I became aware of Doppelgänger Week on Facebook because my wife and I were mystified by the childhood photograph of my daughter that appeared by her name on her Facebook posts. Not recognizing it, my wife e-mailed her to ask where the photograph came from. Our daughter found this hilarious, and called to say that it was a photograph of Shirley Temple, and that she was participating in Doppelgänger Week. To the right is the photograph of Shirley Temple she used. Below is a photo of our daughter at 3½ years old.
This campaign was started by Bob Patel with this message, "It's Doppelgänger week on Facebook; change your profile picture to someone famous (actor, musician, athlete, etc.) you have been told you look like. After you update your profile with your twin or switched at birth photo then cut/paste this to your status.” I have since noticed that several Facebook friends have substituted celebrity photos.
Psychologists could have a field day conjecturing on how and why we would openly acknowledge that we have been told we look like someone else. Surely we would not do so unless we found the association somehow positive or at least amusing. Who would choose to post a photo that acknowledges that we’ve been told we resemble someone that we ourselves find unattractive or irritating?
We are strange creatures relative to names and faces. We are predisposed to like someone who resembles a person we already know and like. And when we see a celebrity that resembles someone we dislike, we are ready to regard them with suspicion. The same thing sometimes happens with names. Of course, these initial inclinations often turn out to be ill-founded, but they seem strangely easy to form.
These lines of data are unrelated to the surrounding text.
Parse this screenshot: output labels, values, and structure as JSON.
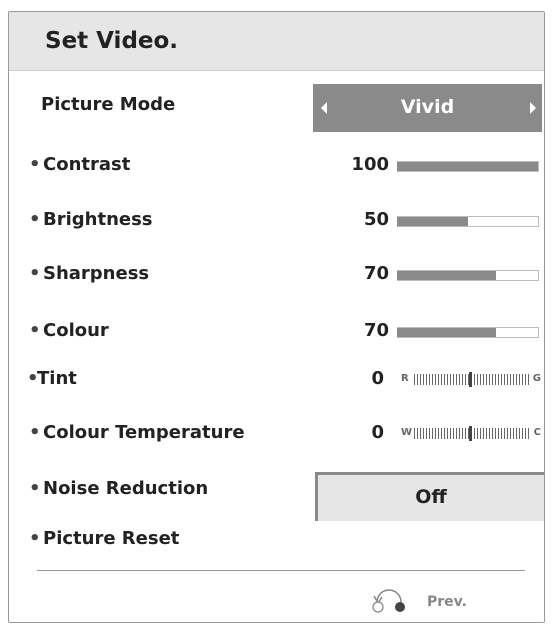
{
  "header": {
    "title": "Set Video."
  },
  "picture_mode": {
    "label": "Picture Mode",
    "value": "Vivid"
  },
  "settings": [
    {
      "label": "Contrast",
      "value": "100",
      "level": 100
    },
    {
      "label": "Brightness",
      "value": "50",
      "level": 50
    },
    {
      "label": "Sharpness",
      "value": "70",
      "level": 70
    },
    {
      "label": "Colour",
      "value": "70",
      "level": 70
    }
  ],
  "tint": {
    "label": "Tint",
    "value": "0",
    "left": "R",
    "right": "G"
  },
  "colour_temperature": {
    "label": "Colour Temperature",
    "value": "0",
    "left": "W",
    "right": "C"
  },
  "noise_reduction": {
    "label": "Noise Reduction",
    "value": "Off"
  },
  "picture_reset": {
    "label": "Picture Reset"
  },
  "footer": {
    "prev_label": "Prev."
  },
  "colors": {
    "bar_fill": "#8a8a8a",
    "header_bg": "#e6e6e6"
  }
}
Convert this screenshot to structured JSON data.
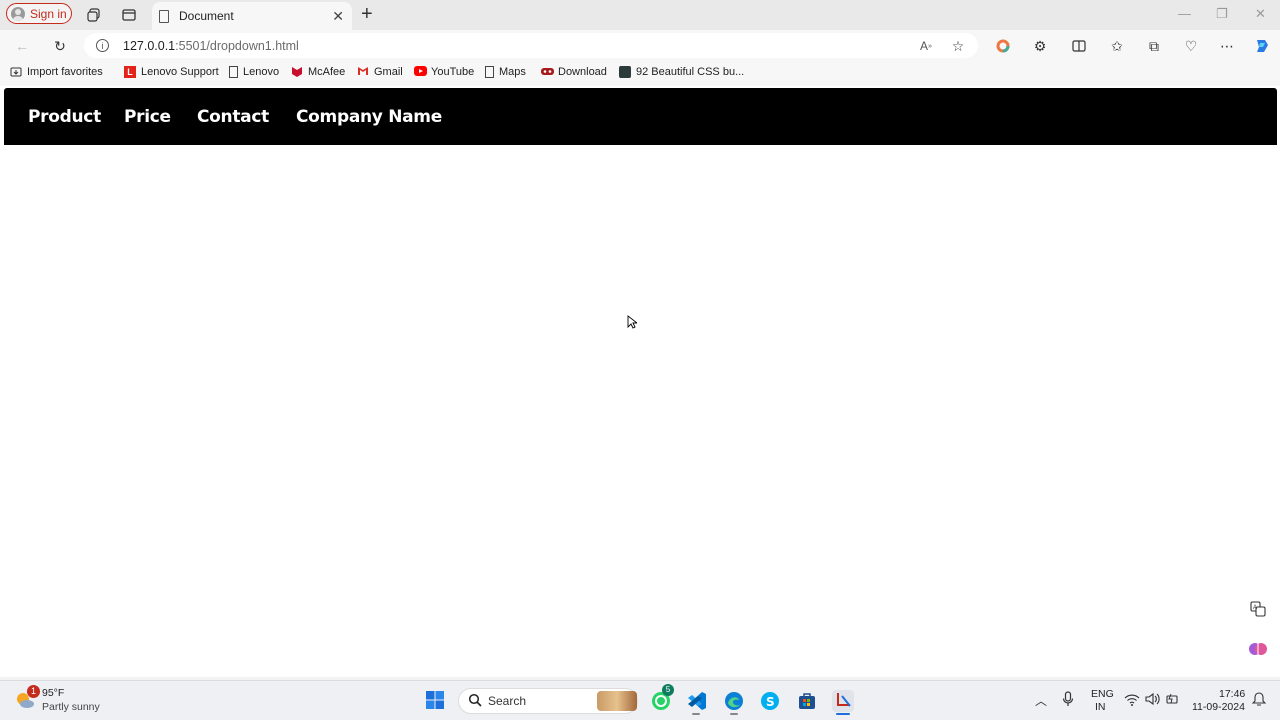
{
  "browser": {
    "sign_in_label": "Sign in",
    "tab_title": "Document",
    "url_host": "127.0.0.1",
    "url_path": ":5501/dropdown1.html"
  },
  "favorites": [
    {
      "label": "Import favorites",
      "icon": "import-icon"
    },
    {
      "label": "Lenovo Support",
      "icon": "lenovo-support-icon"
    },
    {
      "label": "Lenovo",
      "icon": "page-icon"
    },
    {
      "label": "McAfee",
      "icon": "mcafee-icon"
    },
    {
      "label": "Gmail",
      "icon": "gmail-icon"
    },
    {
      "label": "YouTube",
      "icon": "youtube-icon"
    },
    {
      "label": "Maps",
      "icon": "page-icon"
    },
    {
      "label": "Download",
      "icon": "download-icon"
    },
    {
      "label": "92 Beautiful CSS bu...",
      "icon": "css-icon"
    }
  ],
  "site_nav": {
    "items": [
      "Product",
      "Price",
      "Contact",
      "Company Name"
    ]
  },
  "taskbar": {
    "weather_temp": "95°F",
    "weather_desc": "Partly sunny",
    "weather_badge": "1",
    "search_label": "Search",
    "whatsapp_badge": "5",
    "lang_top": "ENG",
    "lang_bottom": "IN",
    "time": "17:46",
    "date": "11-09-2024"
  },
  "colors": {
    "site_header_bg": "#000000",
    "site_header_text": "#ffffff",
    "sign_in_accent": "#c42b1c"
  }
}
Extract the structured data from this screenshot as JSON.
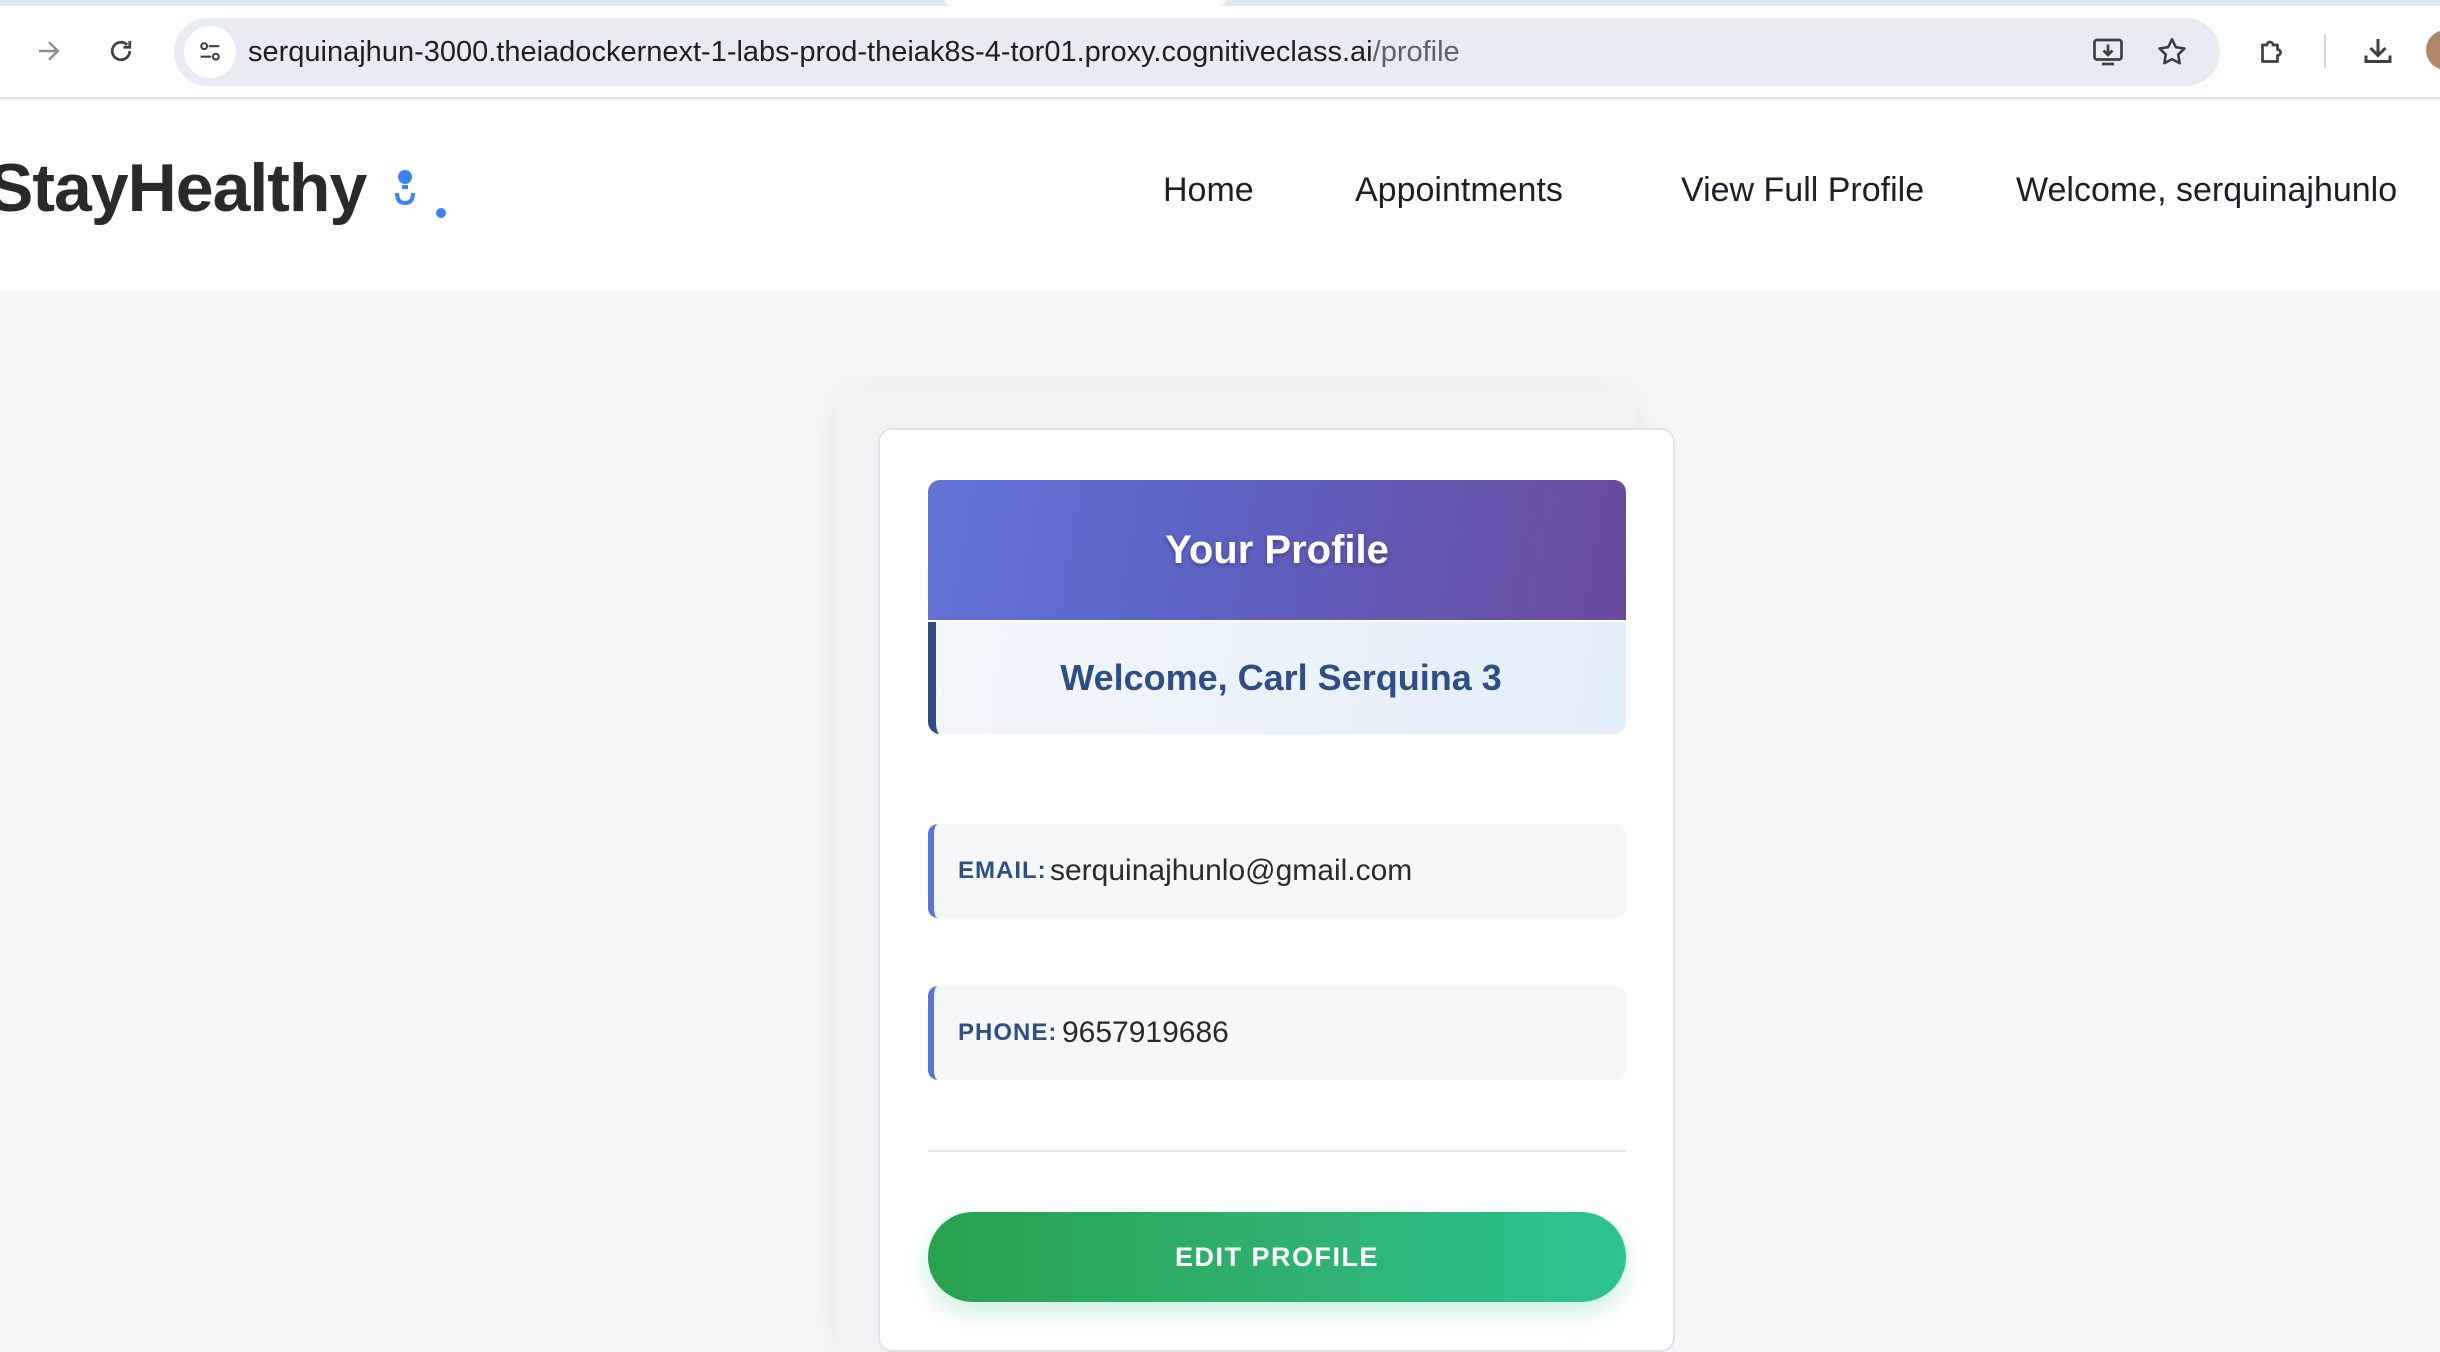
{
  "browser": {
    "url_host": "serquinajhun-3000.theiadockernext-1-labs-prod-theiak8s-4-tor01.proxy.cognitiveclass.ai",
    "url_path": "/profile",
    "icons": [
      "forward-arrow-icon",
      "reload-icon",
      "site-settings-icon",
      "install-app-icon",
      "bookmark-star-icon",
      "extensions-icon",
      "download-icon"
    ]
  },
  "navbar": {
    "brand": "StayHealthy",
    "links": {
      "home": "Home",
      "appointments": "Appointments",
      "view_full_profile": "View Full Profile",
      "welcome": "Welcome, serquinajhunlo"
    }
  },
  "profile": {
    "title": "Your Profile",
    "welcome": "Welcome, Carl Serquina 3",
    "email_label": "EMAIL:",
    "email": "serquinajhunlo@gmail.com",
    "phone_label": "PHONE:",
    "phone": "9657919686",
    "edit_label": "EDIT PROFILE"
  },
  "colors": {
    "header_gradient_start": "#6473d9",
    "header_gradient_end": "#6a4a9c",
    "welcome_text": "#2d4f86",
    "field_accent": "#5b73d6",
    "button_start": "#27a14f",
    "button_end": "#2ec392",
    "brand_icon": "#3b82f6"
  }
}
Perhaps the oddest thing about Doppelgänger Week was that as I saw new postings or friend requests, I was not always sure that I was looking at a photo of that person. Was there a chance I would form false impressions based on my feelings about the Doppelgänger?
Bethania Baray, one of my singer/actress Facebook friends, put up a photograph of Penelope Cruz as her doppelgänger. I can see some resemblance, but my larger impression is that both are uniquely and remarkably beautiful.
Making judgments about personality based on photographs is risky (especially with actors), but we all do it. In her photographs Bethania almost always looks like she would be “fun to be around.” Do we have the same impression of Cruz? And how much are our impressions of Cruz are colored by characters we have seen her portray in films?
[Facebook photo of Bethania Baray used with her permission.]